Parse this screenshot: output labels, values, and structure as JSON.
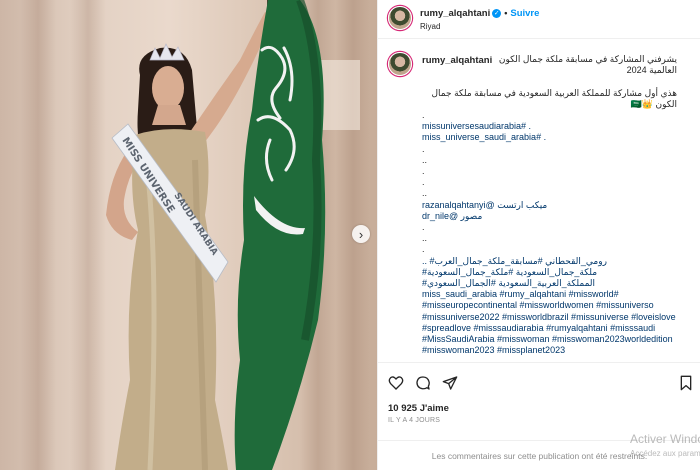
{
  "photo": {
    "sash_line1": "MISS UNIVERSE",
    "sash_line2": "SAUDI ARABIA",
    "next_label": "›"
  },
  "header": {
    "username": "rumy_alqahtani",
    "verified_glyph": "✓",
    "separator": "•",
    "follow_label": "Suivre",
    "location": "Riyad"
  },
  "caption": {
    "username": "rumy_alqahtani",
    "lines": [
      {
        "text": "يشرفني المشاركة في مسابقة ملكة جمال الكون",
        "dir": "rtl",
        "cls": "lead"
      },
      {
        "text": "العالمية 2024",
        "dir": "rtl",
        "cls": ""
      },
      {
        "text": "",
        "dir": "ltr",
        "cls": ""
      },
      {
        "text": "هذي أول مشاركة للمملكة العربية السعودية في مسابقة ملكة جمال",
        "dir": "rtl",
        "cls": ""
      },
      {
        "text": "الكون 👑🇸🇦",
        "dir": "rtl",
        "cls": ""
      },
      {
        "text": ".",
        "dir": "ltr",
        "cls": ""
      },
      {
        "text": "missuniversesaudiarabia# .",
        "dir": "ltr",
        "cls": "tag"
      },
      {
        "text": "miss_universe_saudi_arabia# .",
        "dir": "ltr",
        "cls": "tag"
      },
      {
        "text": ".",
        "dir": "ltr",
        "cls": ""
      },
      {
        "text": "..",
        "dir": "ltr",
        "cls": ""
      },
      {
        "text": ".",
        "dir": "ltr",
        "cls": ""
      },
      {
        "text": ".",
        "dir": "ltr",
        "cls": ""
      },
      {
        "text": "..",
        "dir": "ltr",
        "cls": ""
      },
      {
        "text": "razanalqahtanyi@ ميكب ارتست",
        "dir": "ltr",
        "cls": "tag"
      },
      {
        "text": "dr_nile@ مصور",
        "dir": "ltr",
        "cls": "tag"
      },
      {
        "text": ".",
        "dir": "ltr",
        "cls": ""
      },
      {
        "text": "..",
        "dir": "ltr",
        "cls": ""
      },
      {
        "text": ".",
        "dir": "ltr",
        "cls": ""
      },
      {
        "text": ".. #رومي_القحطاني #مسابقة_ملكة_جمال_العرب",
        "dir": "ltr",
        "cls": "tag"
      },
      {
        "text": "#ملكة_جمال_السعودية #ملكة_جمال_السعودية",
        "dir": "ltr",
        "cls": "tag"
      },
      {
        "text": "#المملكة_العربية_السعودية #الجمال_السعودي",
        "dir": "ltr",
        "cls": "tag"
      },
      {
        "text": "miss_saudi_arabia #rumy_alqahtani #missworld#",
        "dir": "ltr",
        "cls": "tag"
      },
      {
        "text": "#misseuropecontinental #missworldwomen #missuniverso",
        "dir": "ltr",
        "cls": "tag"
      },
      {
        "text": "#missuniverse2022 #missworldbrazil #missuniverse #loveislove",
        "dir": "ltr",
        "cls": "tag"
      },
      {
        "text": "#spreadlove #misssaudiarabia #rumyalqahtani #misssaudi",
        "dir": "ltr",
        "cls": "tag"
      },
      {
        "text": "#MissSaudiArabia #misswoman #misswoman2023worldedition",
        "dir": "ltr",
        "cls": "tag"
      },
      {
        "text": "#misswoman2023 #missplanet2023",
        "dir": "ltr",
        "cls": "tag"
      }
    ]
  },
  "actions": {
    "likes": "10 925 J'aime",
    "time": "IL Y A 4 JOURS"
  },
  "footer": {
    "comments_off": "Les commentaires sur cette publication ont été restreints."
  },
  "watermark": {
    "line1": "Activer Windows",
    "line2": "Accédez aux paramètres"
  },
  "colors": {
    "flag_green": "#1f6b3a",
    "link_blue": "#0095f6",
    "hashtag_blue": "#00376b"
  }
}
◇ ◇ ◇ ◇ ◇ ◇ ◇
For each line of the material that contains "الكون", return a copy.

* **Your solution**:
        "text": "يشرفني المشاركة في مسابقة ملكة جمال الكون",
        "text": "الكون 👑🇸🇦",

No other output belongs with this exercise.